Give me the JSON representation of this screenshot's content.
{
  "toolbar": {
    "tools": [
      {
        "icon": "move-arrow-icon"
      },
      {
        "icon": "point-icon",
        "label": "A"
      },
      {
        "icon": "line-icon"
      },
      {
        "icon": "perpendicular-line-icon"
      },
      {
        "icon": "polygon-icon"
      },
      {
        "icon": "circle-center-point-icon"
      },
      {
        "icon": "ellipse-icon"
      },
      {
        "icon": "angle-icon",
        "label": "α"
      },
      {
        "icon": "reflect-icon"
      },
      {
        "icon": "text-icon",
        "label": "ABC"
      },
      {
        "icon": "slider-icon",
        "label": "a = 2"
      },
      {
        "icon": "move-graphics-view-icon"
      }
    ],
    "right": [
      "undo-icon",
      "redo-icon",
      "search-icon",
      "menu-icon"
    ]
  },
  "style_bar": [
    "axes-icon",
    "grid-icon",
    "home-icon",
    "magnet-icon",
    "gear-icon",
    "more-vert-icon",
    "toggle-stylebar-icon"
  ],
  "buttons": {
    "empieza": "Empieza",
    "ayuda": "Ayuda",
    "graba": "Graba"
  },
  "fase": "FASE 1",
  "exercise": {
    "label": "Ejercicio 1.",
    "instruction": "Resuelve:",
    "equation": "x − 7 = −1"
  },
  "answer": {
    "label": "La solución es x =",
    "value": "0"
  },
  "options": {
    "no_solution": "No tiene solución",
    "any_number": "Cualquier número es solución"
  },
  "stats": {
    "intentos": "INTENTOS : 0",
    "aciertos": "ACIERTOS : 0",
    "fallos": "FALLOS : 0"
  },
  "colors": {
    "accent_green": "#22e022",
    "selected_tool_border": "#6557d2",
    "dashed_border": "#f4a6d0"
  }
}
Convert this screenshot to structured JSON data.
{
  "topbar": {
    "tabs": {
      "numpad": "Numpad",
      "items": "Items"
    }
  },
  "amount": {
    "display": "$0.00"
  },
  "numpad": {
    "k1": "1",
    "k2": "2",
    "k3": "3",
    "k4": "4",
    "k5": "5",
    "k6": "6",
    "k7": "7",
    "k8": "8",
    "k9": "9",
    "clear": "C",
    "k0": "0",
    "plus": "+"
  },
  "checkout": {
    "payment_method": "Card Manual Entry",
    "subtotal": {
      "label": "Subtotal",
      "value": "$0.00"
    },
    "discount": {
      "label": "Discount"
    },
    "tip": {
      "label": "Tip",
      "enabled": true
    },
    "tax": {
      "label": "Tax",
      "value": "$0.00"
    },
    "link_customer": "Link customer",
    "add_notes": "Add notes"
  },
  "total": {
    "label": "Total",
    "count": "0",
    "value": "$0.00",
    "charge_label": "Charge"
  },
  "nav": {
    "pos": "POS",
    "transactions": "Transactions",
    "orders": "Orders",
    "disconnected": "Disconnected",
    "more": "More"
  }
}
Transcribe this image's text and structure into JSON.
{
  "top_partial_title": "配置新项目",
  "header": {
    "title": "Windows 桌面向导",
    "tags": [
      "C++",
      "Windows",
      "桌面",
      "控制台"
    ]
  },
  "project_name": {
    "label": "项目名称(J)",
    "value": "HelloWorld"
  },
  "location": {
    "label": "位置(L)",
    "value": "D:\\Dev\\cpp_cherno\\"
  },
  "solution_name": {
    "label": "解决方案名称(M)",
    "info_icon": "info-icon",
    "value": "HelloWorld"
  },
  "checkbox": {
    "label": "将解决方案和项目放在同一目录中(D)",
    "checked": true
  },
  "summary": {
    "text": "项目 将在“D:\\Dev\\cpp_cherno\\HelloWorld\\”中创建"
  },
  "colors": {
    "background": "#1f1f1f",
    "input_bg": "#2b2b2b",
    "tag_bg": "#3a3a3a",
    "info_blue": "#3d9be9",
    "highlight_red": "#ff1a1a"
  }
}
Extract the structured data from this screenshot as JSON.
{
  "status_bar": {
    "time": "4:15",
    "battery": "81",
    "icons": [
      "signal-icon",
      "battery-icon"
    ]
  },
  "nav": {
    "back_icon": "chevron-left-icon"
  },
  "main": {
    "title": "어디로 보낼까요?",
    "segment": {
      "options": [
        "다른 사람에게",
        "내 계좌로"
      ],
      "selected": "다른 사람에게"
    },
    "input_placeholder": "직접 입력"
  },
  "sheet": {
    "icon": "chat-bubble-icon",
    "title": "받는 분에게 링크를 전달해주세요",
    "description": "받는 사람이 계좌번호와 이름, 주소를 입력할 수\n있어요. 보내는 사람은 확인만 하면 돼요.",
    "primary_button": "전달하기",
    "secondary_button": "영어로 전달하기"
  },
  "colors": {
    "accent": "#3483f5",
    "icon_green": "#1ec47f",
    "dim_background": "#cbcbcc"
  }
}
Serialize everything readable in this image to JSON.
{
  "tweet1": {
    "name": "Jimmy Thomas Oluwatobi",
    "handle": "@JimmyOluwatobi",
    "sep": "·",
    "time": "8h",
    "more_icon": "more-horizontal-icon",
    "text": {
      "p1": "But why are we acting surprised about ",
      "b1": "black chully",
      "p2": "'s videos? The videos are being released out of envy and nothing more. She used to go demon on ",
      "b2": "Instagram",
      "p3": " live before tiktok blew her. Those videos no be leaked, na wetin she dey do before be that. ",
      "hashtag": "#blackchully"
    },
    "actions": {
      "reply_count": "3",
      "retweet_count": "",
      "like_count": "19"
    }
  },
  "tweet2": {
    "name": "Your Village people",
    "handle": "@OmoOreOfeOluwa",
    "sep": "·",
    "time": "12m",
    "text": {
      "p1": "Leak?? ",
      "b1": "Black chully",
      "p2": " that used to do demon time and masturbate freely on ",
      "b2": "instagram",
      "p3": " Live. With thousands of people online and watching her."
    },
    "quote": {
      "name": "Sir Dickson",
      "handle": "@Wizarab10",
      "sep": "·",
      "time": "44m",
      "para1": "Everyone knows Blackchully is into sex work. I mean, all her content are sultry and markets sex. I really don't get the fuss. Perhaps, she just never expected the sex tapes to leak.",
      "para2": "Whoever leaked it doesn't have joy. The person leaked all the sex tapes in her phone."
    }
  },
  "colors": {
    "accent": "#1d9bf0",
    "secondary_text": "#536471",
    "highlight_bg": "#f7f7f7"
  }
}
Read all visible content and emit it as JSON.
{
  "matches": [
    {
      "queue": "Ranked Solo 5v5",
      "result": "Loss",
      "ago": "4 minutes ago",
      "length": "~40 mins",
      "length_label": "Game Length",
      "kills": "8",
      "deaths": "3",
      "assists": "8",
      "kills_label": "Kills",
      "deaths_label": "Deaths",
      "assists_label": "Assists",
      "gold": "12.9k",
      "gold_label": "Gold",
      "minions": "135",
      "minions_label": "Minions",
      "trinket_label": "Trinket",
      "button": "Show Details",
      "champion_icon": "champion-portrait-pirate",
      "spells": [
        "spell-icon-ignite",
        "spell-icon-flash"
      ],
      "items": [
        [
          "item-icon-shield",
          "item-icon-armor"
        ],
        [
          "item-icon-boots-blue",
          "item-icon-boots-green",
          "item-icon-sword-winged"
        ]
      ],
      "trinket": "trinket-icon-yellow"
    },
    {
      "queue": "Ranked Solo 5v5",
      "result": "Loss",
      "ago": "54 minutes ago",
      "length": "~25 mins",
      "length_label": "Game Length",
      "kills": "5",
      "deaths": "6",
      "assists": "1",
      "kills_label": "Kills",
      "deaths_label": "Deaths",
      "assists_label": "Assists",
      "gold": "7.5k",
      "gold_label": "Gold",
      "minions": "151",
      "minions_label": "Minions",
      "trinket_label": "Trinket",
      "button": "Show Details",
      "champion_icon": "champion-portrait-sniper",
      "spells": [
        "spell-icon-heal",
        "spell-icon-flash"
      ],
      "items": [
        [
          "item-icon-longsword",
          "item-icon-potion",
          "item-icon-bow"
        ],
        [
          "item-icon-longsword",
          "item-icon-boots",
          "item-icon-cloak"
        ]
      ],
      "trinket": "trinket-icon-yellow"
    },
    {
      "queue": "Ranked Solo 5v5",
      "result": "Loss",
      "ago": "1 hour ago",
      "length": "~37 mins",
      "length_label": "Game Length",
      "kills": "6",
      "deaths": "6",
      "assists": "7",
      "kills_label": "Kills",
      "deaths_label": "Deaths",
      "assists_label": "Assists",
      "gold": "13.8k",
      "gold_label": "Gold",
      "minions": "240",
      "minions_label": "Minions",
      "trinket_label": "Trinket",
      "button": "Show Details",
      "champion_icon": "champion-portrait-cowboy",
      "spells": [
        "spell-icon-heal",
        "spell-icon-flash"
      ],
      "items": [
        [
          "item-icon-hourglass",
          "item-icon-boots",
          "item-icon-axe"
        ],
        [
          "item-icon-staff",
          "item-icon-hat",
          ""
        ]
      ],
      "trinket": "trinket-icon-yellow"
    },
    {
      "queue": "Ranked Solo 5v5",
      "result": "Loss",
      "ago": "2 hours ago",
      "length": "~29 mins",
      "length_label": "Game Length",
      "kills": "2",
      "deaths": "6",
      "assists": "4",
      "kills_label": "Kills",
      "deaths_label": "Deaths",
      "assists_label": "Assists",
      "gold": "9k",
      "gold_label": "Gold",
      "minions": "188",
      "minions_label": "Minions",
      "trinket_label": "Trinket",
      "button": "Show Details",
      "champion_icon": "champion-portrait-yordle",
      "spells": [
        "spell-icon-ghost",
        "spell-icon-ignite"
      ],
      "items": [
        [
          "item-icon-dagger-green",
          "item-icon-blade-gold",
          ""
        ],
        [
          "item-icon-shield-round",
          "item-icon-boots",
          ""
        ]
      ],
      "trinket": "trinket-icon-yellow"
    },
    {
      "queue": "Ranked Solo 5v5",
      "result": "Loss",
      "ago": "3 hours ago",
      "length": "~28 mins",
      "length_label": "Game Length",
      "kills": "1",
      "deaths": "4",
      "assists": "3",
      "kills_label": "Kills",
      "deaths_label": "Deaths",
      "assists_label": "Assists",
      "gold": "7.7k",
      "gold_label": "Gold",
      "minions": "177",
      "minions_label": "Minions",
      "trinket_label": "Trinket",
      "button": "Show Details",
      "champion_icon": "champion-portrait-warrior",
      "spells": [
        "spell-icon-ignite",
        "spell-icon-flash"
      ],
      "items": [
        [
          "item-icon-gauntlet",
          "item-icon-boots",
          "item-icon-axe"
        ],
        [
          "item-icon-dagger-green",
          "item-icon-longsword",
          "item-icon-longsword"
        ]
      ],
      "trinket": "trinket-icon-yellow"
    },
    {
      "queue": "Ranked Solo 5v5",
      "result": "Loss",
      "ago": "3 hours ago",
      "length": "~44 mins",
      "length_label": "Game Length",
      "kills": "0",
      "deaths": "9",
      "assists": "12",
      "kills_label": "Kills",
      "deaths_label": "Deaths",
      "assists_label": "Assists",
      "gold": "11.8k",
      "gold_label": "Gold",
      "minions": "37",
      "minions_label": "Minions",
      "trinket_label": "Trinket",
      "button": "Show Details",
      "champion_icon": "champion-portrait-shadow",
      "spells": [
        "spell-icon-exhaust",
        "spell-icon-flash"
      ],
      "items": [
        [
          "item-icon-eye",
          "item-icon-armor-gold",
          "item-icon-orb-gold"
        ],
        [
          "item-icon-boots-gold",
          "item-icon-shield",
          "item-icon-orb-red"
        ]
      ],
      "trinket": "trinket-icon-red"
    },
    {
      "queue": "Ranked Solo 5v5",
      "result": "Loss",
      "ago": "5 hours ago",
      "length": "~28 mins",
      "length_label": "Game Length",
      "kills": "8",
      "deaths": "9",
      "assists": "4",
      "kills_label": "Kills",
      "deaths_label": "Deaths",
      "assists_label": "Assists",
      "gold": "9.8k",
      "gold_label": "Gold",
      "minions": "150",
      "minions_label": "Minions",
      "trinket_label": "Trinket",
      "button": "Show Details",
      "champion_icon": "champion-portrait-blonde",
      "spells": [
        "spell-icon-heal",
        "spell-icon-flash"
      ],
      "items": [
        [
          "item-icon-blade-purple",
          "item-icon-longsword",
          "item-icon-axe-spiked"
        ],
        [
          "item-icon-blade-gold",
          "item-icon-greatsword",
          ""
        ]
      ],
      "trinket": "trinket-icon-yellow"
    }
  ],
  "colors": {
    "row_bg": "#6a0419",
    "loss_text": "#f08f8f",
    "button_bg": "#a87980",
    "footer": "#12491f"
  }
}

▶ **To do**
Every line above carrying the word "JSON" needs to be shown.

▶ **Answer below**
Give me the JSON representation of this screenshot's content.
Convert this screenshot to structured JSON data.
Transcribe this image's text and structure into JSON.
Extract the structured data from this screenshot as JSON.
Serialize everything readable in this image to JSON.
Read all visible content and emit it as JSON.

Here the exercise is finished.